11:40 a.m.-1:05 p.m. “Last Train Home”
Director: Lixin Fan
“Last Train Home” exposes the lives of a Chinese migrant family, motivated and damaged by economic situations they cannot control. The film asks questions about the changing nature of family life and rural society, generational gaps, and changing values that are causing problems among China’s youth.
“Lixin captures the messy tragedy of their lives with dignity and intimacy, and there are some scenes, such as a violent confrontation between father and daughter, that carry the sting of reality,” according to The Capital Times. “But ‘Last Train Home’ also has the insight of great dramatic fiction, tying this family’s struggle to their country’s larger issues with a delicate but firm thread.”
1:35-3:05p.m.: “VLAST (POWER)”
Director: Cathryn Collins

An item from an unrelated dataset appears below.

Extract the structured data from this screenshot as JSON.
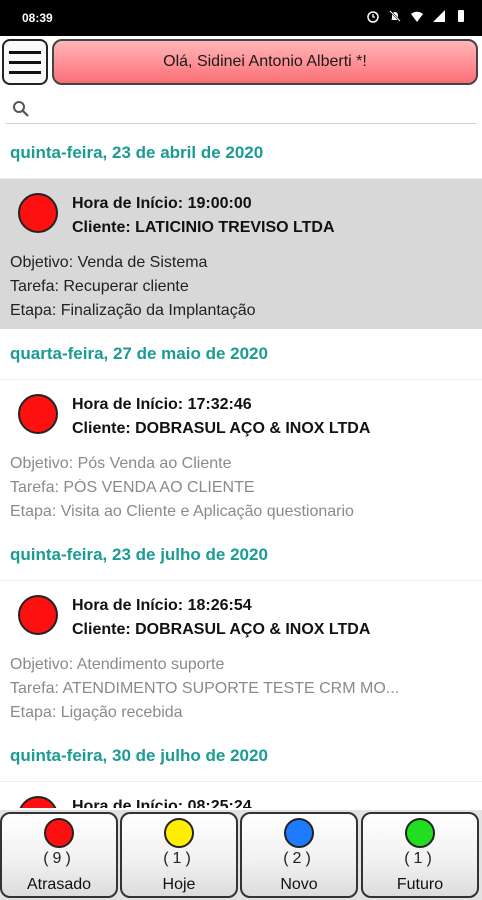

The fall of the Soviet Union began a volatile but advantageous environment for young Russian entrepreneurs. One of those businessmen was Mikhail Khodorkovsky, whose eagerness to build the market economy by any means necessary made him the richest man in Russia. Khodorkovsky was arrested at gunpoint for challenging the absolute power of Vladimir Putin, and his oil company was seized. Director Cathryn Collins showcases unprecedented access to Khodorkovsky’s family, associates, and most renowned politicians and journalists in Russia. “VLAST (POWER)” exposes the erosion of democracy in modern Russia.
“All Restrictions End”
Director: Reza Haeri
In the early days of the Iranian revolution, anyone with wrinkles on his trousers would be sent home from work. How can one say his prayers to Allah without breaking his trousers’ press lines? This film reflects on Islam and the politics of clothing. This free-form documentary is structured like a collage, mixing archival footage from Iranian cinema, Persian painting and graphics from the period of the Islamic Revolution.
“Rabbit À La Berlin”
Directors: Bartek Konopka and
This is the first film showing the story of the Berlin Wall and the reuniting of Germany seen from a very unusual perspective – from thousands of wild rabbits living in the Death Zone of the Wall. “Rabbit À La Berlin” is a 2010 Academy Award-nominated nature documentary that focuses on socialism. “Teasing and shrewd, a floppy-eared fable about the uneasy trade-offs between liberty and security,” according to The New York Times. “This cheeky parable plays like a totalitarian ‘Watership Down.’”
4:45-6:20p.m.: “For Once in My Life”
Directors: James Bigham, Mark
Moormann, Javier Pena
In 1982, employees of Goodwill Industries in South Florida joined together to make music, singing at company meetings and parties. By 1996, the group expanded into a 29-piece orchestra. Suffering from autism, blindness, head trauma, and Down’s Syndrome, this unique group of singers and musicians offer the world amazing music, and “For Once in My Life” is their story. This film, in a cinema verite style, explores the trials and triumphs of these musicians, and the healing power of music to challenge the world’s perceptions.